INFORMATION SHOWN START
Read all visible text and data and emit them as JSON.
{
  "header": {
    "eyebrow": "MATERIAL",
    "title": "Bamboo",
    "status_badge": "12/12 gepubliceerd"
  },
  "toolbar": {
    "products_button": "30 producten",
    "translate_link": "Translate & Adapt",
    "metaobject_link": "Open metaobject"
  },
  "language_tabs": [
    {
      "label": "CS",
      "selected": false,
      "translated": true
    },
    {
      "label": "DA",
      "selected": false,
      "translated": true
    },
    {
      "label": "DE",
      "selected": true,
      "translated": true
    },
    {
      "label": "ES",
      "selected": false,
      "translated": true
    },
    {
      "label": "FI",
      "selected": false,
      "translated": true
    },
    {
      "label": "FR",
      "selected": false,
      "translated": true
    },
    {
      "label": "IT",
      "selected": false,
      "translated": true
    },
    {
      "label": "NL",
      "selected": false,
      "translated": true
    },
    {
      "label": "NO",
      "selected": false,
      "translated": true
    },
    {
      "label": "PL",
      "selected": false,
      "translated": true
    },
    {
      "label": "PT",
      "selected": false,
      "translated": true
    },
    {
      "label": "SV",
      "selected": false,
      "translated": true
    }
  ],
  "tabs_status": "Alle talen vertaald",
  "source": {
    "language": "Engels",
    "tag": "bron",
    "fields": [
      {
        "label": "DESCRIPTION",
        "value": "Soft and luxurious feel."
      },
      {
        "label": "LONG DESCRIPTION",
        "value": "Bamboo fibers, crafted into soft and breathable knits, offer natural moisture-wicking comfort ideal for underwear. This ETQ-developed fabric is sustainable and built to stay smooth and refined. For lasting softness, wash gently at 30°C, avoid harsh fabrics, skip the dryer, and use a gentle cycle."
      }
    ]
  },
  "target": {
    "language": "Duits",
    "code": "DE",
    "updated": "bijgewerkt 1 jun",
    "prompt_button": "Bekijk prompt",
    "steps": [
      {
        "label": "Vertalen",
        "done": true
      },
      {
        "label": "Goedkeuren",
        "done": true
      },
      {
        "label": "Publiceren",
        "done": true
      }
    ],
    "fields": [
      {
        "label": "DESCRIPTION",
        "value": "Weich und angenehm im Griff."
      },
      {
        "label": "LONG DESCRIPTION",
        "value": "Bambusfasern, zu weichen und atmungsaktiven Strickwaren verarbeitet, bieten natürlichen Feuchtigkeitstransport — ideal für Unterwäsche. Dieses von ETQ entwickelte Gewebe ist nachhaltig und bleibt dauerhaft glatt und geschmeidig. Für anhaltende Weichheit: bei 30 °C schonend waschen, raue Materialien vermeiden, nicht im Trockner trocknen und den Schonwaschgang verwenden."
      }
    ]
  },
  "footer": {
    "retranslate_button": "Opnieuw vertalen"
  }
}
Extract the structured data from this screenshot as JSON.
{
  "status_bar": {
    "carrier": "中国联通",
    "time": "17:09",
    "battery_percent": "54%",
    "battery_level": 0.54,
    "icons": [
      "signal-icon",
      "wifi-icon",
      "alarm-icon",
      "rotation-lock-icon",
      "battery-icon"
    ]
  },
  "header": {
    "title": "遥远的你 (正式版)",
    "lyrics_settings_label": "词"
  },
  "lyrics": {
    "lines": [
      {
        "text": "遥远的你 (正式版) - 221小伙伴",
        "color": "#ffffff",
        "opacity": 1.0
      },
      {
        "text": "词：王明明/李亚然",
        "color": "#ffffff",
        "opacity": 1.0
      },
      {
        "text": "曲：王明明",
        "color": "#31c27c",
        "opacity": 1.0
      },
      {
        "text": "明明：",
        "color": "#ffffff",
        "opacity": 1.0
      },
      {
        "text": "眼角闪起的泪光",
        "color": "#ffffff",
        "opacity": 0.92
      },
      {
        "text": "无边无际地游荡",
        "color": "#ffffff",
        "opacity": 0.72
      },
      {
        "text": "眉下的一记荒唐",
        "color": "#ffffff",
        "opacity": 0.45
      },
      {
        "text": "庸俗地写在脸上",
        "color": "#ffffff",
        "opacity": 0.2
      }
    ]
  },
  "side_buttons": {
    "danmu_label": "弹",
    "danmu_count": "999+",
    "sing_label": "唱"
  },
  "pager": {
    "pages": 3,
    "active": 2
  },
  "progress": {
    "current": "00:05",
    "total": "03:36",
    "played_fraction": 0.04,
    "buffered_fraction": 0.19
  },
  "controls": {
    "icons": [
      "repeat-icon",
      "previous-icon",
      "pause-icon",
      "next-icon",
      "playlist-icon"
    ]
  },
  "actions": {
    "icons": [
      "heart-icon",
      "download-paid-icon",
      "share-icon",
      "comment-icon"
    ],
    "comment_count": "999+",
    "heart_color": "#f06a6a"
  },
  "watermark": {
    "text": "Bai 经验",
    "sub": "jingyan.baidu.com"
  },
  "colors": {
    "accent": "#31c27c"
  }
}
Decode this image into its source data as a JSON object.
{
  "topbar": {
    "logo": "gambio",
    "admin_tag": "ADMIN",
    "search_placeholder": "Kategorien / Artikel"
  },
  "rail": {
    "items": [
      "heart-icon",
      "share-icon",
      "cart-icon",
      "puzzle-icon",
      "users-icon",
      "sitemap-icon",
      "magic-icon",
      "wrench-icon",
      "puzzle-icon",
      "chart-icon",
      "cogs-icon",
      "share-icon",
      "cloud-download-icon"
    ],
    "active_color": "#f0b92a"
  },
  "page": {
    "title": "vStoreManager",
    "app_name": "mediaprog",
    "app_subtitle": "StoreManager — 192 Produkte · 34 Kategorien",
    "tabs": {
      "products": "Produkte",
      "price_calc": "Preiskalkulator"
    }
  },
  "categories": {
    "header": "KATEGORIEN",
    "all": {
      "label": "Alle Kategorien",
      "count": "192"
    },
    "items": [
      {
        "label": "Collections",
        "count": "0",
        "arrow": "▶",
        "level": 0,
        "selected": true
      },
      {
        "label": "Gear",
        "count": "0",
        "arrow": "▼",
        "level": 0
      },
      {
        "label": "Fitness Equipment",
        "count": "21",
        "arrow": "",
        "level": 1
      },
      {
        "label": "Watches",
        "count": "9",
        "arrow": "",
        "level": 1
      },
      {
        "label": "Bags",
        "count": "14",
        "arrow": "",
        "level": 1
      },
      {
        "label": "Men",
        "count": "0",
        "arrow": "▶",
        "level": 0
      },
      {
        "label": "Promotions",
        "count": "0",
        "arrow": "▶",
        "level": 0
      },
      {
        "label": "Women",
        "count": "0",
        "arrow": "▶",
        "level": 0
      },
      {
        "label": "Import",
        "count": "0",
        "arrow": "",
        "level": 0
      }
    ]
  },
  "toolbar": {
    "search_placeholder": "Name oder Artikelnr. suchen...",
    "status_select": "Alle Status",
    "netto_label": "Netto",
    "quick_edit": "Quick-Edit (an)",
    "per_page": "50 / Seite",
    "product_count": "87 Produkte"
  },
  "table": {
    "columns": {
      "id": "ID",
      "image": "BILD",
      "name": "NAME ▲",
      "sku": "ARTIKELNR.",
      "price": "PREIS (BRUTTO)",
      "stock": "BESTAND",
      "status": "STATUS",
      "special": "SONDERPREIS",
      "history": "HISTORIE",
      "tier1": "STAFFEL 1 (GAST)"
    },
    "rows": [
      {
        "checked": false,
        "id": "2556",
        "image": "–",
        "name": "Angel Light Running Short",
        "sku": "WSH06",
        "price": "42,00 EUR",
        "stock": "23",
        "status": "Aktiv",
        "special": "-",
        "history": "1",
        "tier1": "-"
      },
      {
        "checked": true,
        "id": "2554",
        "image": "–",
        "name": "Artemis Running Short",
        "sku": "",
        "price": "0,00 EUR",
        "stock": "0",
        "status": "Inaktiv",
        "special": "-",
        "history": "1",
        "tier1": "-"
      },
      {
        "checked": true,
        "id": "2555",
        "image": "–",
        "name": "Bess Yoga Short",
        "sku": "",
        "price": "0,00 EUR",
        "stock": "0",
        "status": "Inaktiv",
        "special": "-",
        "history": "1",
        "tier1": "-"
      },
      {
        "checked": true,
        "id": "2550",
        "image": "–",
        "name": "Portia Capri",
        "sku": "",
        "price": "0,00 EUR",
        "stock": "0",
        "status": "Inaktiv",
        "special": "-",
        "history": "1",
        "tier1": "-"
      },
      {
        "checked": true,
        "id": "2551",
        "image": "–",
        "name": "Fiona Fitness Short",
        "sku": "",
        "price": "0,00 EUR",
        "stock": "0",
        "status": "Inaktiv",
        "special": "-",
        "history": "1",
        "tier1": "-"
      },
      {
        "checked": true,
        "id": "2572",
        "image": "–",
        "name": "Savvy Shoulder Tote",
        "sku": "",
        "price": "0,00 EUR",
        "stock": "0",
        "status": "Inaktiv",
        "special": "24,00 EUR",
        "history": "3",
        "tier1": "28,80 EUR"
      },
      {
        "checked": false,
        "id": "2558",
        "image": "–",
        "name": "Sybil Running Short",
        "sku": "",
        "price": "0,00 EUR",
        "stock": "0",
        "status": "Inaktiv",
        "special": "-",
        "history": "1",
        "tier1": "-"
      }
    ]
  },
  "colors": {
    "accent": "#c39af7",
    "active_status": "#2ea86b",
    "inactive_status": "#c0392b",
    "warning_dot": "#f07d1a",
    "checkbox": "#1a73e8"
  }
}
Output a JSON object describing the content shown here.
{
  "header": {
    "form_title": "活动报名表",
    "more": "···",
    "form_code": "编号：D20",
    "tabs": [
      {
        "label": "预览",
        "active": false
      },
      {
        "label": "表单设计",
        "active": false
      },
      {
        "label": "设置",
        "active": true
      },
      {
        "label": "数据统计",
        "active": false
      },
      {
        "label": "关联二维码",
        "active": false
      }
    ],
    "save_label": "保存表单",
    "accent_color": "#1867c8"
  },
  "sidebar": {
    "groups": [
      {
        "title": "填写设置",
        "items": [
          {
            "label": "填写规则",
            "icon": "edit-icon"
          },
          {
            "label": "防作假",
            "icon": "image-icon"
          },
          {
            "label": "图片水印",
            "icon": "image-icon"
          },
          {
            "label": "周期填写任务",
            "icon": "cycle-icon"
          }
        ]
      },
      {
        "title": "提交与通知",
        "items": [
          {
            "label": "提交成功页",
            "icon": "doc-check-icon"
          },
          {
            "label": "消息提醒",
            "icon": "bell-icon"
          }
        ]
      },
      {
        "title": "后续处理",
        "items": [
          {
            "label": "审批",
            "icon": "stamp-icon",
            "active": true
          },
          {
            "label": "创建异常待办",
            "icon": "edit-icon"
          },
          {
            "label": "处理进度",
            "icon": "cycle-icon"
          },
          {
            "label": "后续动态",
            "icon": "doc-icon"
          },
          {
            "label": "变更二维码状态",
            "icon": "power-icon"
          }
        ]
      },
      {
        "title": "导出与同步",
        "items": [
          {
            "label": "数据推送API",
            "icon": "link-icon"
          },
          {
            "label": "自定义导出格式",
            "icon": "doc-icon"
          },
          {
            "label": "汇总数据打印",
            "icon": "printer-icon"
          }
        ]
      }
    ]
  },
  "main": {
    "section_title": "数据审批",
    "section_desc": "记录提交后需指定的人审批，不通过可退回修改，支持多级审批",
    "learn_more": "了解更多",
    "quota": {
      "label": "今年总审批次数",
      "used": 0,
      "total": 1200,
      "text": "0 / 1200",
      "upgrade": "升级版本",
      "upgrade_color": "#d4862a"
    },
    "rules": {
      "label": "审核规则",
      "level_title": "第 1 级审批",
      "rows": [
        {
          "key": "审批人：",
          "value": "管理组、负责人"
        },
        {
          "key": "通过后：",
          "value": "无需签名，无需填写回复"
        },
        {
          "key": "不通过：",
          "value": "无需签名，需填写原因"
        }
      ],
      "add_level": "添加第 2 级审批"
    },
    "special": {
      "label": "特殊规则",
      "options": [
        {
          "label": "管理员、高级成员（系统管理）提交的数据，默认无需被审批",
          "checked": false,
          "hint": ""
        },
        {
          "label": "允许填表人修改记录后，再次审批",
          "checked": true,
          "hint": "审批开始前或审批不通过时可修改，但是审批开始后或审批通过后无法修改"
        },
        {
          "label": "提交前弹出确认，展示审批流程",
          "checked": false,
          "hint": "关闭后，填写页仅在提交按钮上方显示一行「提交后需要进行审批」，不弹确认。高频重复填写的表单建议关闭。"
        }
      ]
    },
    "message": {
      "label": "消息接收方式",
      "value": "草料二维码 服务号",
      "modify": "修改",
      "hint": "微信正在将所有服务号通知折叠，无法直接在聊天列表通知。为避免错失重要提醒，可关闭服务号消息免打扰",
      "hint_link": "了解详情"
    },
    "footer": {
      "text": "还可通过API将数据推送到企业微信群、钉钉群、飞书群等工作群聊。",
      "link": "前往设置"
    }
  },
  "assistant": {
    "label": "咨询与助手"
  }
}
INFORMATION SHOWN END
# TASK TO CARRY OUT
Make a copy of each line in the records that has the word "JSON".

# THE COMPLETED TASK
Read all visible text and data and emit them as JSON.
Extract the structured data from this screenshot as JSON.
Decode this image into its source data as a JSON object.
Output a JSON object describing the content shown here.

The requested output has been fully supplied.